This Is What Body Dysmorphia Disorder Really Feels Like – In Pictures

Exhibition explores condition that affects 2 per cent of population.

Body Dysmorphia Disorder is rarely discussed in the media or day-to-day life, but the mental illness is thought to affect around 2 per cent of the UK population – more than one million people.

But now, artists and photographers have captured what it’s like to live with the condition, through a series of interpretations in a new exhibition titled ‘Identity’.


Body dysmorphia disorder (BDD) is characterised by a preoccupation with perceived flaws in appearance, which are unnoticeable to others, according to the Body Dysmorphic Disorder Foundation.

“As well as the excessive self-consciousness, individuals with BDD often feel defined by their flaw,” the charity explains. “Sufferers tend repeatedly to check on how bad their flaw is (for example in mirrors and reflective surfaces), attempt to camouflage or alter the perceived defect and avoid public or social situations or triggers that increase distress.”

Meltem Isik

Artistic due Bruno Metra and Laurence Jeanson have created portraits of people covered in images from magazines to show how the media affects body image, particularly for people with body dysmorphia.

Bruno Metra

Meanwhile Meltem Isik has photographed people in front of blown-up of distorted images of themselves to reflect the way we often focus on and exaggerate our perceived flaws.

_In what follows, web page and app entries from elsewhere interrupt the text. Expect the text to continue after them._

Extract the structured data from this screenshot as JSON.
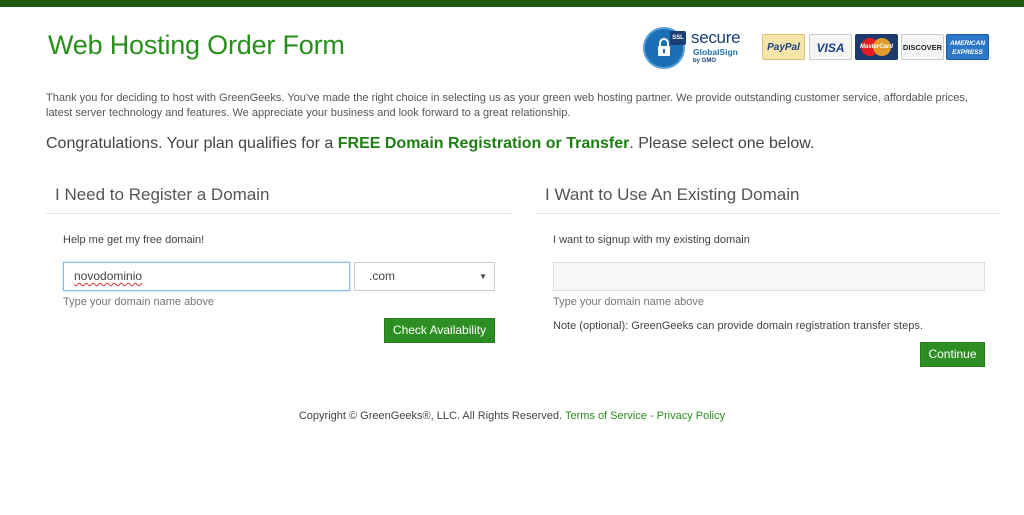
{
  "header": {
    "title": "Web Hosting Order Form"
  },
  "badges": {
    "ssl_label": "SSL",
    "secure_label": "secure",
    "globalsign_label": "GlobalSign",
    "gmo_label": "by GMO",
    "cards": {
      "paypal": "PayPal",
      "visa": "VISA",
      "mastercard": "MasterCard",
      "discover": "DISCOVER",
      "amex_line1": "AMERICAN",
      "amex_line2": "EXPRESS"
    }
  },
  "intro": "Thank you for deciding to host with GreenGeeks. You've made the right choice in selecting us as your green web hosting partner. We provide outstanding customer service, affordable prices, latest server technology and features. We appreciate your business and look forward to a great relationship.",
  "congrats": {
    "before": "Congratulations. Your plan qualifies for a ",
    "highlight": "FREE Domain Registration or Transfer",
    "after": ". Please select one below."
  },
  "register": {
    "heading": "I Need to Register a Domain",
    "label": "Help me get my free domain!",
    "domain_value": "novodominio",
    "tld_selected": ".com",
    "hint": "Type your domain name above",
    "button": "Check Availability"
  },
  "existing": {
    "heading": "I Want to Use An Existing Domain",
    "label": "I want to signup with my existing domain",
    "domain_value": "",
    "hint": "Type your domain name above",
    "note": "Note (optional): GreenGeeks can provide domain registration transfer steps.",
    "button": "Continue"
  },
  "footer": {
    "copyright": "Copyright © GreenGeeks®, LLC. All Rights Reserved.",
    "tos": "Terms of Service",
    "separator": "-",
    "privacy": "Privacy Policy"
  },
  "colors": {
    "brand_green": "#27901a",
    "button_green": "#2d8f23",
    "top_bar": "#1f5a10",
    "link_green": "#2a8a1e"
  }
}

“From birth, our own anatomies, by nature of being lived in, are foreign to us,” she said ahead of the exhibition. “Each of us knows the body we inhabit from the inside out, and yet we are only able to register its face, its back, and its hidden crevices by use of mirrors and photographs. Through time, we construct a composite vision of who we are from the puzzle pieces we see directly and through (often distorted) reflections.”

Meltem Isik

Artist Leigh de Vries, who experienced body dysmorphia herself for more than 25 years, aims to break down societal stigma and offer “an opportunity to encounter and understand BDD through the lens of the sufferer”.

Leigh de Vries

Meanwhile James Green’s photos in the exhibition focus on the face and the feeling BDD sufferers sometimes have of being “trapped”.

James Green

Other artists showcased in the exhibition include Derek Santini, Daniel Martin Bartosz Beda, Scarlet Isherwood and Daniela Slater.

‘Identity’ is at the Zebra One Gallery in Hampstead, north London, from 24 November - 9 December. A percentage of money raised from the exhibition will go to The BDD Foundation.